Greg Laurie

In his final words to the leaders of the church of Ephesus, Paul likened the follower of Jesus to a steward.

Paul said, “But none of these things move me; nor do I count my life dear to myself, so that I may finish my race with joy, and the ministry which I received from the Lord Jesus, to testify to the gospel of the grace of God” (Acts 20:24).

The word that Paul uses here for “received” is like that of a steward or servant, or even a slave. A steward owns little or nothing. In the same way, everything I have is on loan from God. That includes my career, my ministry, my children, even my very life.

The Christian life is not about how God will bless my dreams, ambitions, and goals. This is about finding His will, and walking in it. A servant’s purpose is to serve his master and please him. 1 Corinthians 4:2 says, “Moreover it is required in stewards that one be found faithful.”

This is a huge thing for us to get as Christians. Perhaps you have seen those bumper stickers on people’s cars with the statement “God is my co-pilot.” I hate to break this to you, but God does not want to be our co-pilot. He does not even want to be the pilot with us the co-pilot. In fact, He does not even want us in the cockpit!

Here is what I need to know about God:
- He is the Master. I am the servant.
- He is the Shepherd. I am the sheep.
- He is the Potter. I am the clay.

That means that the day I believed in Jesus, I became His personal property, to do with as He chooses. I know that sounds radical to some, but it is biblical.

As Christians, we are now the “purchased property” of Jesus Christ. 1 Corinthians 6:20 reminds us, “For you were bought at a price; therefore glorify God in your body and in your spirit, which are God’s.”

But I must also know that this Master who owns me is also a friend who loves me. The Potter who molds me is also a Father who adores me. That makes it all the easier to be His servant.

Paul often opened his epistles with the words, “Paul, a bondslave of Jesus Christ.” But what did that mean?

This was speaking of the ancient custom in which a freed slave could declare that he did not want to leave his master. The slave who had been set free, but wanted to stay on and serve his master voluntarily was known as a “bondslave.”

This goes back to Paul’s statement to the Lord on the Damascus road, “Lord, what will You have me to do?” There was no quibbling or negotiating in this area.

Jesus told a parable about a master commanding his servants. He compares that to our relationship with Him and says, “So likewise you, when you have done all those things which you are commanded, say, ‘We are unworthy servants. We have done what was our duty to do” (Luke 17:10).

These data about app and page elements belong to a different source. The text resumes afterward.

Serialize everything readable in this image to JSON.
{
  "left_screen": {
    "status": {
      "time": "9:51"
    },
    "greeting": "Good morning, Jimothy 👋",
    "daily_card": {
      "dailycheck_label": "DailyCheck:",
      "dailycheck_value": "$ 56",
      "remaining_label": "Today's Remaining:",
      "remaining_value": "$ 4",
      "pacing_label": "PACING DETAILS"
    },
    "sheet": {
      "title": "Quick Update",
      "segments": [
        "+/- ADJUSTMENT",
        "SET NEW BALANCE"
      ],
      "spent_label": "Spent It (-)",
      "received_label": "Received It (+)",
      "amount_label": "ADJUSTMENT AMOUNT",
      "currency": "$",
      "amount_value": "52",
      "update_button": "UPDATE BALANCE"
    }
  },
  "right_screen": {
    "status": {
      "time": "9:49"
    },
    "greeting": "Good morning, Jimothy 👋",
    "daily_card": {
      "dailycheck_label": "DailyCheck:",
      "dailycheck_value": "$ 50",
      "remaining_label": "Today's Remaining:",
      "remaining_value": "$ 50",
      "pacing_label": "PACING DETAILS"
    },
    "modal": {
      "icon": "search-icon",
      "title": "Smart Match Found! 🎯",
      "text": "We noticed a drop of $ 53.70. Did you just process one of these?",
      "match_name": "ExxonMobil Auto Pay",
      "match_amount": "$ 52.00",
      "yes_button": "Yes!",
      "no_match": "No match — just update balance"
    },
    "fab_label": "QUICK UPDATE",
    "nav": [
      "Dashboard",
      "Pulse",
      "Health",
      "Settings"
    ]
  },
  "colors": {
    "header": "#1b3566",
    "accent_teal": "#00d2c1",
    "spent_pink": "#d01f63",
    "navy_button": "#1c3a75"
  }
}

The true follower of Jesus wants to do His will, and as soon as he knows what it is, he gladly jumps in and does it! And if you don’t want to do His will, I wonder if you know what He has done for you.

The steward or servant must one day give an account of his ministry, and Paul was ready for that day.